QUINCY -- Gary Shupe says the role technology will play in the agricultural industry will do nothing but proliferate in the coming years.
"We need to keep an eye on emerging technology, and how it will apply to such things as data collection," said Shupe, a co-chairman of the ag program at John Wood Community College.
Bruce Duesterhaus, a longtime area farmer, agrees wholeheartedly.
"No one (outside of farming) has any idea how much technology is involved in today's agricultural industry," he said.
From the increasing use of drones to computer software that can -- and in many cases already does -- run a large deal of ag-related machinery, Shupe says there is unlimited potential in this area.
"We're just beginning to scratch the surface," he said.
An emphasis on the increasing role of technology in agriculture was one of the top items discussed at a recent strategic planning session at JWCC.
The confab was centered around how to further strengthen the college's ag program and the economic role it will play in the future of the nine-county region that makes up the JWCC district.
One of the ideas of the planning session was to incorporate views from a variety of individuals connected with the regional agricultural community.
"It was nice to see such a focus on the future," said Travis Meteer, a beef extension specialist with the University of Illinois, which partners with JWCC at the Orr Beef Research Center in Pike County.
Meteer, who has worked at the center for six years, said JWCC students planning a career in some area of agriculture have the opportunity for hands-on type of experiences that many of their counterparts may not.

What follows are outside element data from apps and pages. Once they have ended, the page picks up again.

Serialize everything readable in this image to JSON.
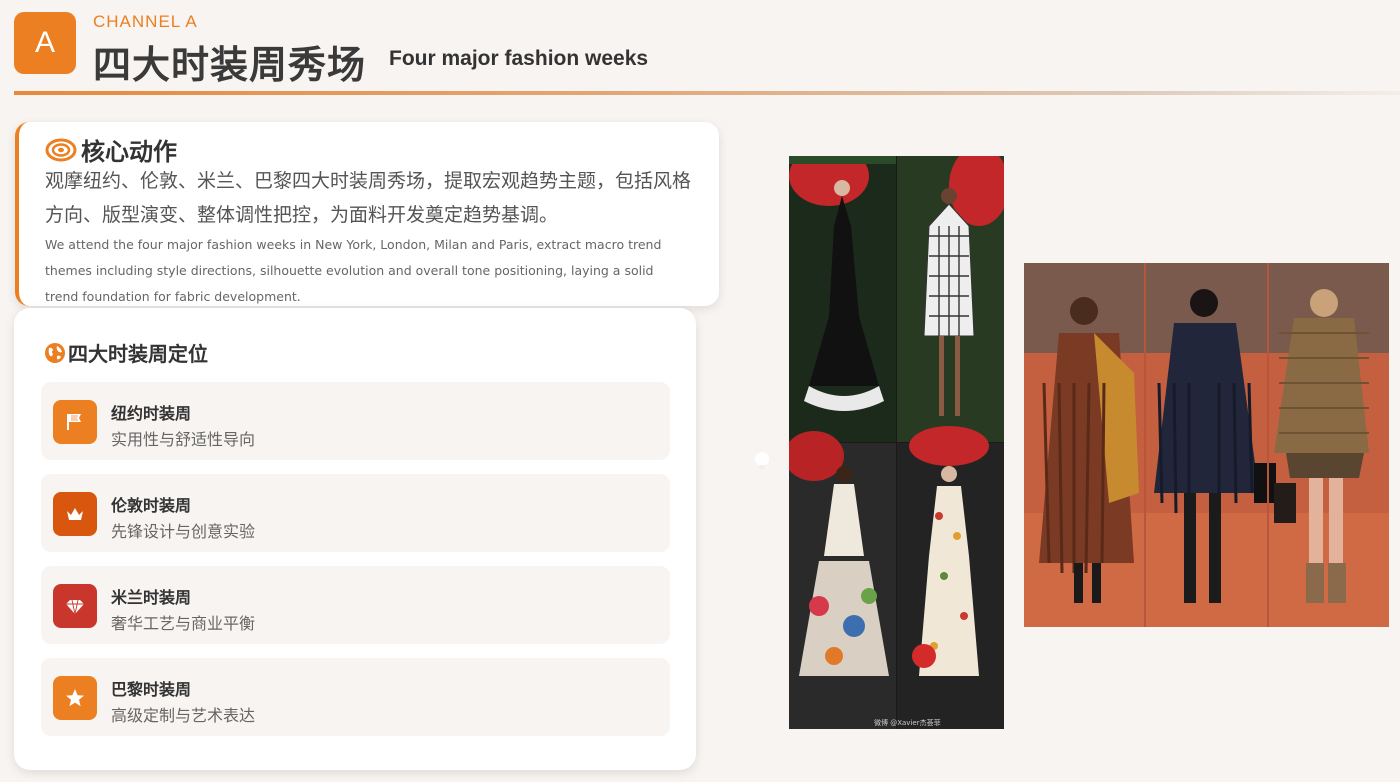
{
  "header": {
    "badge": "A",
    "channel": "CHANNEL A",
    "title_cn": "四大时装周秀场",
    "title_en": "Four major fashion weeks"
  },
  "core": {
    "heading": "核心动作",
    "text_cn": "观摩纽约、伦敦、米兰、巴黎四大时装周秀场，提取宏观趋势主题，包括风格方向、版型演变、整体调性把控，为面料开发奠定趋势基调。",
    "text_en": "We attend the four major fashion weeks in New York, London, Milan and Paris, extract macro trend themes including style directions, silhouette evolution and overall tone positioning, laying a solid trend foundation for fabric development."
  },
  "positioning": {
    "heading": "四大时装周定位",
    "items": [
      {
        "name": "纽约时装周",
        "desc": "实用性与舒适性导向",
        "icon": "flag-icon",
        "color": "#ec7f21"
      },
      {
        "name": "伦敦时装周",
        "desc": "先锋设计与创意实验",
        "icon": "crown-icon",
        "color": "#d9560f"
      },
      {
        "name": "米兰时装周",
        "desc": "奢华工艺与商业平衡",
        "icon": "diamond-icon",
        "color": "#c9372c"
      },
      {
        "name": "巴黎时装周",
        "desc": "高级定制与艺术表达",
        "icon": "star-icon",
        "color": "#ec7f21"
      }
    ]
  },
  "photos": {
    "watermark": "微博 @Xavier杰荟菲"
  },
  "colors": {
    "accent": "#ec7f21",
    "background": "#f8f4f1"
  }
}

"It can open their eyes," Meteer said. "This is a unique agreement between the U of I and John Wood, and it allows (students) a sneak peek at what the next five years of the industry might hold."
Meteer said there is going to be a growing number of jobs in a changing agricultural industry, and the type of commitment JWCC has shown to its community and students is -- and will be -- beneficial to both. In some cases, JWCC students will see first-hand how this evolving industry will affect their job likelihood, even future workloads.
"This is all a great opportunity," he said.
Duesterhaus said he appreciates the overall scope of the JWCC ag program. Along with the growing technological side of agricultural industry, there remains a need for students to learn and appreciate the hands-on experience and overall work ethic required for a career in agriculture.
"It all goes hand-in-hand," he said. "Students involved can learn what it's like to work a full day (in agriculture)."
JWCC President Mike Elbe said the college is looking to best align its curriculum with resources to best benefit its students. That includes embedding high-profile technology within the curriculum.
"We are looking at what resources (both physical and human) we may need to best grow our ag program," Elbe said. "Strengthening current relationships and developing new ones will also be important."
Increasing enrollment in the ag program is one of the college's chief goals in the coming future as it attempts to boost overall enrollment at the school. JWCC ag enrollment has increased from 76 students to 96 students from fiscal 2015 to fiscal 2017, an uptick of 26 percent. Elbe is confident those numbers can be pushed upward.
Elbe feels the JWCC ag program will be a key player for years to come on agricultural landscape.
"We want to be positioned to best serve the industry in both the immediate future and down the road," he said.